Russian stock futures fell after an adviser to President Dmitry Medvedev said he should abandon plans to become premier after leaving his current role, casting doubt on the outlook for the country’s political landscape.
Futures expiring in March on Moscow’s dollar-denominated RTS index retreated 0.2 percent to 167,010 in U.S. trading hours yesterday. The RTS Volatility Index, which measures expected swings in the contracts, fell for the third day, dropping 0.8 percent to 30.65 points.
“Speculation about Medvedev not being the prime minister is increasing uncertainty,” Ivan Tchakarov, the chief economist for Russia and the Commonwealth of Independent States at Renaissance Capital, said by phone from Moscow. “People had expected that the swap between Putin and Medvedev was a done deal.”
Medvedev in September agreed to give up the chance for a second term to allow Prime Minister Vladimir Putin to reclaim the Kremlin. Putin offered Medvedev the premier’s job in return, a move that turned the president into a diminished political figure, said Igor Yurgens, who heads a research group created by Medvedev and serves as an adviser to him, in an interview in Moscow on Feb. 17.
Medvedev wouldn’t be “very successful in the job” because Putin’s allies in the Cabinet would “tear him apart,” Yurgens said, abandoning his support for the president for the first time publicly. Medvedev should make way for the man he fired last year as finance minister, Alexei Kudrin, who would do a better job, Yurgens said.
Medvedev’s spokeswoman, Natalya Timakova, said she had nothing to say about Yurgens’ switch in support to Kudrin. “This is Yurgens’s personal opinion,” Timakova said.

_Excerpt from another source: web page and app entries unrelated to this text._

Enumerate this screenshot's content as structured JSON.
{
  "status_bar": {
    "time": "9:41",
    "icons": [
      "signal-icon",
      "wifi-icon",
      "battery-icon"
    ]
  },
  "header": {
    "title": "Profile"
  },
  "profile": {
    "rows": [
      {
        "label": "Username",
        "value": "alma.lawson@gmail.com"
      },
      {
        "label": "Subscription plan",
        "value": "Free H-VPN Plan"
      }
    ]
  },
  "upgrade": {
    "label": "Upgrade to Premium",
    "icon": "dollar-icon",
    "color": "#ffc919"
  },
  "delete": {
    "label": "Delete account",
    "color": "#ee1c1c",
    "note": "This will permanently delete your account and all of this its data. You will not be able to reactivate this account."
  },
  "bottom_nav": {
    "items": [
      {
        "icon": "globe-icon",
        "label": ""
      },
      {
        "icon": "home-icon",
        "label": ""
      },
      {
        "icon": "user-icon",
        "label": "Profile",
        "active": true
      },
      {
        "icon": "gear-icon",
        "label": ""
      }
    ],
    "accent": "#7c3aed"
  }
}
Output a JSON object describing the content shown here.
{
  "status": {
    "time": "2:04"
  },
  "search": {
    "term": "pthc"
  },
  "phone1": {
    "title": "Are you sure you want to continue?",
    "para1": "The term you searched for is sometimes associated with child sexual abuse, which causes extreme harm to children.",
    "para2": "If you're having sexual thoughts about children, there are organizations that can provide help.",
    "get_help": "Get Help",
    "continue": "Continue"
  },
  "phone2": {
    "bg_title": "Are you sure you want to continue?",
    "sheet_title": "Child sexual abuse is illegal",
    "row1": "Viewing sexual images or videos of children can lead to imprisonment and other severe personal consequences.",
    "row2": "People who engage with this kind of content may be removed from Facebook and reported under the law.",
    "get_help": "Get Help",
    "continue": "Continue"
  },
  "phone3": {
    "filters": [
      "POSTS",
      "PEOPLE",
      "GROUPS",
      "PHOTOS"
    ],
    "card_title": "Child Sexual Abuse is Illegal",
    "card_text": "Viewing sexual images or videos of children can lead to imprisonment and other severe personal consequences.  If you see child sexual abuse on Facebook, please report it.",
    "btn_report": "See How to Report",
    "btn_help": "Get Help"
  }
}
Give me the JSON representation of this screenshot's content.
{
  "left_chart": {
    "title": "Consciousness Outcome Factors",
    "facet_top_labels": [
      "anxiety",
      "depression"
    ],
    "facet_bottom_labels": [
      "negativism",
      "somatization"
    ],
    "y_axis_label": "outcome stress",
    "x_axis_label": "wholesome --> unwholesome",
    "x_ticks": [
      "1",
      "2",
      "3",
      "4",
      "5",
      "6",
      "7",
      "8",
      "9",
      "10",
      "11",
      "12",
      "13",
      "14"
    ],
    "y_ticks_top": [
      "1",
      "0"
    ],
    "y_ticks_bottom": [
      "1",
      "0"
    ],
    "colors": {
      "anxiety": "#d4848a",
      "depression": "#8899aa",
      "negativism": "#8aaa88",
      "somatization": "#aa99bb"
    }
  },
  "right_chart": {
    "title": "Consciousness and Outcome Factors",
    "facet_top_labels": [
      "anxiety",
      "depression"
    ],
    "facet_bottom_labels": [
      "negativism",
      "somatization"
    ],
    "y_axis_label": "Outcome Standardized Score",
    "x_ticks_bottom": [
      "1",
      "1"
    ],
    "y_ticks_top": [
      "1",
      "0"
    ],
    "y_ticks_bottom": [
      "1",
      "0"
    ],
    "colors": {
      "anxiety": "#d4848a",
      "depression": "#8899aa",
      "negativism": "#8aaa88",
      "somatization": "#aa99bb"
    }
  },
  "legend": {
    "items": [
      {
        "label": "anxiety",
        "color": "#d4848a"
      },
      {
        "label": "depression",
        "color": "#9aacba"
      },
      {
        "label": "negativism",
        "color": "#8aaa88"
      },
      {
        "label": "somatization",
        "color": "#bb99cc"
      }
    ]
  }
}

United Co. Rusal, the world’s largest aluminum producer, dropped 3.3 percent to HK$6.50 in Hong Kong trading as of 11:14 a.m. local time. The MSCI Asia Pacific Index fell 0.2 percent amid haggling on a Greek aid package. The stock gauge pared a 0.7 percent advance after a European Union official said Euro-area finance ministers have reached agreement on a second bailout for the country.
Urals crude, Russia’s chief export oil blend, rose 0.5 percent to $120.49 yesterday as Iran stopped sales of crude to French and British buyers to pre-empt a European Union ban on imports of its oil and as OPEC’s second-biggest producer negotiates contracts to supply China.
Crude for March delivery rose 1.7 percent in electronic trading today on the New York Mercantile Exchange. Futures gained as much as $2.20 to $105.44 a barrel, the highest intraday price since May 5. Brent crude for April settlement on the London-based ICE Futures Europe exchange climbed 47 cents to $120.05 a barrel. U.S. stock markets were closed yesterday for Presidents’ Day.
Russia’s ruble-denominated, 30-stock advanced 0.7 percent to 1,579.19 as European governments continued discussions about a second rescue of Greece, calculating that the 130 billion-euro ($172 billion) cost of a fresh bailout is a price worth paying to prevent a default that could shatter the euro area. The RTS gained 1.1 percent to 1,674.27.